Exercise brief ->
Return each line of the listing that has the word "icon" in it.

**** Source material

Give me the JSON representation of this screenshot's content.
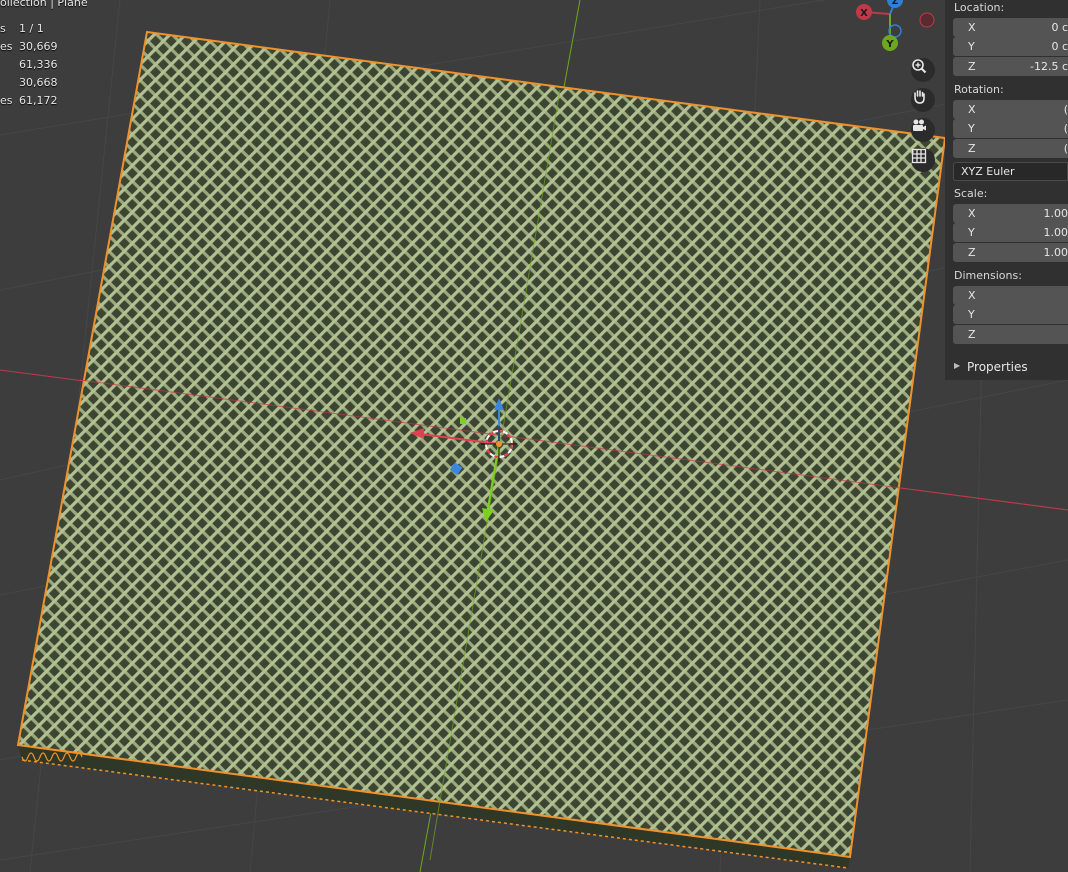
{
  "header": {
    "collection_path": "ollection | Plane"
  },
  "stats": [
    {
      "label": "s",
      "value": "1 / 1"
    },
    {
      "label": "es",
      "value": "30,669"
    },
    {
      "label": "",
      "value": "61,336"
    },
    {
      "label": "",
      "value": "30,668"
    },
    {
      "label": "es",
      "value": "61,172"
    }
  ],
  "nav_gizmo": {
    "x_label": "X",
    "y_label": "Y",
    "z_label": "Z"
  },
  "viewport_tools": [
    "zoom-icon",
    "pan-hand-icon",
    "camera-icon",
    "grid-icon"
  ],
  "npanel": {
    "location_label": "Location:",
    "location": [
      {
        "axis": "X",
        "value": "0 c"
      },
      {
        "axis": "Y",
        "value": "0 c"
      },
      {
        "axis": "Z",
        "value": "-12.5 c"
      }
    ],
    "rotation_label": "Rotation:",
    "rotation": [
      {
        "axis": "X",
        "value": "("
      },
      {
        "axis": "Y",
        "value": "("
      },
      {
        "axis": "Z",
        "value": "("
      }
    ],
    "rotation_mode": "XYZ Euler",
    "scale_label": "Scale:",
    "scale": [
      {
        "axis": "X",
        "value": "1.00"
      },
      {
        "axis": "Y",
        "value": "1.00"
      },
      {
        "axis": "Z",
        "value": "1.00"
      }
    ],
    "dimensions_label": "Dimensions:",
    "dimensions": [
      {
        "axis": "X",
        "value": ""
      },
      {
        "axis": "Y",
        "value": ""
      },
      {
        "axis": "Z",
        "value": ""
      }
    ],
    "properties_label": "Properties"
  },
  "colors": {
    "background": "#3d3d3d",
    "mesh": "#9aaa7c",
    "selection_outline": "#f0922c",
    "x_axis": "#c0394b",
    "y_axis": "#6ea81f",
    "z_axis": "#2f7fd6"
  }
}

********

Output for this exercise ->
    "zoom-icon",
    "pan-hand-icon",
    "camera-icon",
    "grid-icon"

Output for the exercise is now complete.